University College Hospital, London


The current University College Hospital on Euston Road opened in 2005 at a cost of £422 million. However, the haunting this article refers to must have occurred in an older building, which I assume may be the cruciform building which opened in 1906 and is just behind the new hospital. This building is now part of University College London.

The following reference to the haunting was found in Mark Gould’s article ‘Ghosts of sisters past’ which was published in The Guardian on 22 December 2004.

A classic of the genre is the "nurse in a bluish-grey uniform" seen by patients at University College Hospital, London. It appears only when screens go up around a bed and is said to be the spirit of a nurse who administered a morphine overdose to a patient and was so upset that she took poison and killed herself.

Annie Lindsay, archivist at UCH, describes the nightly ritual of closing the shutters on a picture of long-deceased surgeon Marcus Beck.

"It was the night sister's first duty to close the shutters, and the day sister's duty to open them in the morning. If the shutters were not closed at night, then somebody unexpectedly died."


Javascript is required to view this map.
Ian Topham's picture
Ian Topham
User offline. Last seen 1 day 6 hours ago. Offline
Joined: 22 Jul 2008
Re: University College Hospital, London

The Paranormal Database refers to the portrait of Beck and the tradition of closing the shutters on it. Anyone falling asleep under the picture apparently became ill and possibly died. It was stolen in 2001.

Ian Topham's picture
Ian Topham
User offline. Last seen 1 day 6 hours ago. Offline
Joined: 22 Jul 2008
Re: University College Hospital, London

The legal and social reformer, Jeremy Bentham (Born 15 February 1748 – Died 6 June 1832) is also generally thought to haunt the University College Hospital. His will left his body for dissection in an anatomy lecture and his skeleton and head were subsequently preserved and put on display in a wooden cabinet. The skeletal remains were dressed in his Bentham’s clothes and stuffed with straw. The Auto-icon, as it is known has a wax head, though the original head was for a while kept in the same cabinet. The University College Hospital acquired the Auto-icon in 1850 from the physician Thomas Southwood Smith (Born 21 December 1788 – Died 10 December 1861) and was kept on display in the main building.

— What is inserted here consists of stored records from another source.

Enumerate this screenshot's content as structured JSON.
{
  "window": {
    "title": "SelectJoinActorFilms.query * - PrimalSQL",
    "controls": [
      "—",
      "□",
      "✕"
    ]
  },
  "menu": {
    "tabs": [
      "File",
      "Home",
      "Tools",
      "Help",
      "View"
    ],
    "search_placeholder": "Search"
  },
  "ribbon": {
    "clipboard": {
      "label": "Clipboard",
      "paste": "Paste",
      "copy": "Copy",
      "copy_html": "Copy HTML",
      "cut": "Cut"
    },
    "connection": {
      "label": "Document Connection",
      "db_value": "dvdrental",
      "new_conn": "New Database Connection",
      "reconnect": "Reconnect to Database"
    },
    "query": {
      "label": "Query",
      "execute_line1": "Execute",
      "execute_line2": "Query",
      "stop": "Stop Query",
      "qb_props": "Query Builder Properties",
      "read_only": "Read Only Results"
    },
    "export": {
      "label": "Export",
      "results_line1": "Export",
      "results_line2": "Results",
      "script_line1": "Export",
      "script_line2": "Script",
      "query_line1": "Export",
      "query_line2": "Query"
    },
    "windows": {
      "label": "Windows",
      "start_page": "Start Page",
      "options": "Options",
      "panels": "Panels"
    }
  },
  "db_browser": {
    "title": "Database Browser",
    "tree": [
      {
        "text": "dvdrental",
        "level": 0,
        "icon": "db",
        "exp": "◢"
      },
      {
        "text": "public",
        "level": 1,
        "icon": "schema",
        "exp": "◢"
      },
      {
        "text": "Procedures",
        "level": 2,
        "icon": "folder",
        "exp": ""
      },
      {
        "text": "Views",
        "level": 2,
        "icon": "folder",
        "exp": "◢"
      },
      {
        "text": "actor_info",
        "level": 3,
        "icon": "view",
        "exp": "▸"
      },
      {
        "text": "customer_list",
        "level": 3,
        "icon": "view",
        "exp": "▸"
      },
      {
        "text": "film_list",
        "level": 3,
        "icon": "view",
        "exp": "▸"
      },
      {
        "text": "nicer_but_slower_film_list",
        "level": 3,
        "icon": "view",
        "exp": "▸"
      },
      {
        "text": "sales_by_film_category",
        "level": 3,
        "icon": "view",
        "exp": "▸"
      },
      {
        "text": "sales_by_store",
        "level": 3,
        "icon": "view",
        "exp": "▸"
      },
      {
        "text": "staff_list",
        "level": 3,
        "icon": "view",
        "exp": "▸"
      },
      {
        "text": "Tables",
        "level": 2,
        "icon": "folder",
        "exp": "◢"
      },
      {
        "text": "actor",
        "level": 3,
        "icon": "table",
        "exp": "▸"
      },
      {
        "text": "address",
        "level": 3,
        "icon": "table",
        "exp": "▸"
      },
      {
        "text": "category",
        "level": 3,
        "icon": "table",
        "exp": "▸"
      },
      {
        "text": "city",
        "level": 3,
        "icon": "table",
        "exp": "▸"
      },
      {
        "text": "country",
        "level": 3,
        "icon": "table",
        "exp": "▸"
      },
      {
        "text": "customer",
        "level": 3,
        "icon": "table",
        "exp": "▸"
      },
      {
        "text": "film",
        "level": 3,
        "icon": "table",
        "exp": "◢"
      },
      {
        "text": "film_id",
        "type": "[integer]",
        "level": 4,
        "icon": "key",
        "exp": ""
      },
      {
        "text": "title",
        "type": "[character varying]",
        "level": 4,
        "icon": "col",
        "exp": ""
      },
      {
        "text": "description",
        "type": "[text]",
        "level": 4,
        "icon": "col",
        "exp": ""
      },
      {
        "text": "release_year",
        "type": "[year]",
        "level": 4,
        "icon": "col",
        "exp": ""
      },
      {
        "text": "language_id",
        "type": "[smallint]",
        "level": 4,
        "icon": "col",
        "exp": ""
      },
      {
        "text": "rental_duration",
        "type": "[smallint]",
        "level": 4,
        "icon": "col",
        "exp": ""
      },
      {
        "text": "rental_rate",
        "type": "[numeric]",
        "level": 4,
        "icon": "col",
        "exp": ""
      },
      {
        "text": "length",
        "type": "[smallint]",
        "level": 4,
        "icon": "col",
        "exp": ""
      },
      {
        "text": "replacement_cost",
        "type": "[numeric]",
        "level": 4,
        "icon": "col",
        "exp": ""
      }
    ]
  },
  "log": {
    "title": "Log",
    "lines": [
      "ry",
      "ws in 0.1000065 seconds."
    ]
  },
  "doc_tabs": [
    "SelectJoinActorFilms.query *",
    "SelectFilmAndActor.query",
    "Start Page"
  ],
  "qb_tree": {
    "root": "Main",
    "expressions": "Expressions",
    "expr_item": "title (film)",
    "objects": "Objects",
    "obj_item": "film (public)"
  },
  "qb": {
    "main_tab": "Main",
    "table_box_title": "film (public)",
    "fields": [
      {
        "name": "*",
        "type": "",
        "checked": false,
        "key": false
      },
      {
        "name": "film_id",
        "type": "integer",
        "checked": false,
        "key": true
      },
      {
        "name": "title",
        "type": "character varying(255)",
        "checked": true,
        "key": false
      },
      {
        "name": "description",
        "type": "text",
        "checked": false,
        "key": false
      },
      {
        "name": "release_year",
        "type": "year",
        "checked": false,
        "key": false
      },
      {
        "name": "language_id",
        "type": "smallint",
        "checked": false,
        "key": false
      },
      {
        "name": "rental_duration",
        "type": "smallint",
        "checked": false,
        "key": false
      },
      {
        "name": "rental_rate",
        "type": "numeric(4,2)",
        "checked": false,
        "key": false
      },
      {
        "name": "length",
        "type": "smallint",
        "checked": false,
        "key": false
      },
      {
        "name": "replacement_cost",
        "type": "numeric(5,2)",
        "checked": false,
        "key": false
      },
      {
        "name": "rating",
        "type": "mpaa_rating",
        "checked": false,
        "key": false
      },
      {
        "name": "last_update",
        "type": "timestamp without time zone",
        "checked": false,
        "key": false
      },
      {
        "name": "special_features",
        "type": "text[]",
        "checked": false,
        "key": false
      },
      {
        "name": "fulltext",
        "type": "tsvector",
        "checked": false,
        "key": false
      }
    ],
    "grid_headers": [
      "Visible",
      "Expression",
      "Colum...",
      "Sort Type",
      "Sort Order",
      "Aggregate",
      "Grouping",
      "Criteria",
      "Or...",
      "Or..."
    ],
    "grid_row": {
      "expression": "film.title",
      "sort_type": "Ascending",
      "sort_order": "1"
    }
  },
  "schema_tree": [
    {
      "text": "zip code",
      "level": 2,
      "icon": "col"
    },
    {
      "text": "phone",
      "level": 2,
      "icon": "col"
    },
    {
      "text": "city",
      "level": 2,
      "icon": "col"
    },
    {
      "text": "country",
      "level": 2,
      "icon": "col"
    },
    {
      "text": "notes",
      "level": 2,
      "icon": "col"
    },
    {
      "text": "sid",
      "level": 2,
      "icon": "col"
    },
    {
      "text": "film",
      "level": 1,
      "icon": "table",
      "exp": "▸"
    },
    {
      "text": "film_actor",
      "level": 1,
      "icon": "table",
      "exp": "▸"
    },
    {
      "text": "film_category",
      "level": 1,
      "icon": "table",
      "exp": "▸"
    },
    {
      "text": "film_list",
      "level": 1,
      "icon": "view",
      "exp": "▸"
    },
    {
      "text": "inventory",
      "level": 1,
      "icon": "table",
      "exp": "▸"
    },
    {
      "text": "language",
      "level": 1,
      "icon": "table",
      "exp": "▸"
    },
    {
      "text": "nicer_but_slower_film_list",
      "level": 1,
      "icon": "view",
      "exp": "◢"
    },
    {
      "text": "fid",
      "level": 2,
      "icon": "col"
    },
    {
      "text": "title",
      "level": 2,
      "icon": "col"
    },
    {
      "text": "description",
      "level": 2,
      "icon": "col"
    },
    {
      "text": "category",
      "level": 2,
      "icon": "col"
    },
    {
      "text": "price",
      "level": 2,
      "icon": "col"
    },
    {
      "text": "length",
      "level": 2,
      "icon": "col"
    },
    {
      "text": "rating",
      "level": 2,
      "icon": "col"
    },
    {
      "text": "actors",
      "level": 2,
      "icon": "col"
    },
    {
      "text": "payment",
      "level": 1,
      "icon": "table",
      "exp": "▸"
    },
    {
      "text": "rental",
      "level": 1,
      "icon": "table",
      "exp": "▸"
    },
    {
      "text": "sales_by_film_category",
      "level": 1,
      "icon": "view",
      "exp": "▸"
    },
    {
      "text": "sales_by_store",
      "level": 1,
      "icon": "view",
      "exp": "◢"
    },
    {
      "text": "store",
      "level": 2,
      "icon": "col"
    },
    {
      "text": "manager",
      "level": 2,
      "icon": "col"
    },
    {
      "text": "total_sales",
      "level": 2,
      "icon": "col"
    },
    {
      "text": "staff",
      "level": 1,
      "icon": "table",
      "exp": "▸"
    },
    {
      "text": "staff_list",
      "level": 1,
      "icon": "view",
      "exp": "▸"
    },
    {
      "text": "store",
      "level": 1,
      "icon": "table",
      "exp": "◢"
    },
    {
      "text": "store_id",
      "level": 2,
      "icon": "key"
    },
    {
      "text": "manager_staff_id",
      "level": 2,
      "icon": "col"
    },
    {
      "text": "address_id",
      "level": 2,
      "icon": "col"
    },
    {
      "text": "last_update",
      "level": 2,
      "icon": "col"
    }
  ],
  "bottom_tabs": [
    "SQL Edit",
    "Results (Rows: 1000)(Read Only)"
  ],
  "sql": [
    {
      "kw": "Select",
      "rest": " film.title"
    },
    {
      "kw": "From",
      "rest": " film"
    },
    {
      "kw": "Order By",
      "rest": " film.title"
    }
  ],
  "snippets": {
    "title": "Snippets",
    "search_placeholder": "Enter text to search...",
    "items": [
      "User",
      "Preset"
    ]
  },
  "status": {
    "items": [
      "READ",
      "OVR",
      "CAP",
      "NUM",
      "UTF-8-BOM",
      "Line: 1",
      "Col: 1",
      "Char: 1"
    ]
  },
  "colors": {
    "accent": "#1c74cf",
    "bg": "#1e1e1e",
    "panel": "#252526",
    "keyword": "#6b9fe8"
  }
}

The following account was printed in ‘Chambers Guide to London The Secret City’ – ‘Some years ago, a mathematics teacher, Neil King, working late into the night, heard the distant echo of a walking stick tapping in the corridor. He opened the door and was amazed to see Jeremy Bentam coming toward him, dressed in the embalmed figure’s clothes and wearing white gloves. When it was no further than about two yards, the ghost suddenly reached forward as if to seize him. Just when the terrified Mr King expected to be thrown to the ground, he found himself alone. The spectre of Jeremy Bentham had disappeared.’

Note, Bentham’s walking stick had a name: Dapple.

Ian Topham's picture
Ian Topham
User offline. Last seen 1 day 6 hours ago. Offline
Joined: 22 Jul 2008
Re: University College Hospital, London

The name of the nurse who accidentally administered a deadly dose of morphine and subsequently is thought to haunt the hospital is thought to be Lizzie Church.



Share/Save

Navigation

Recent comments

Featured Site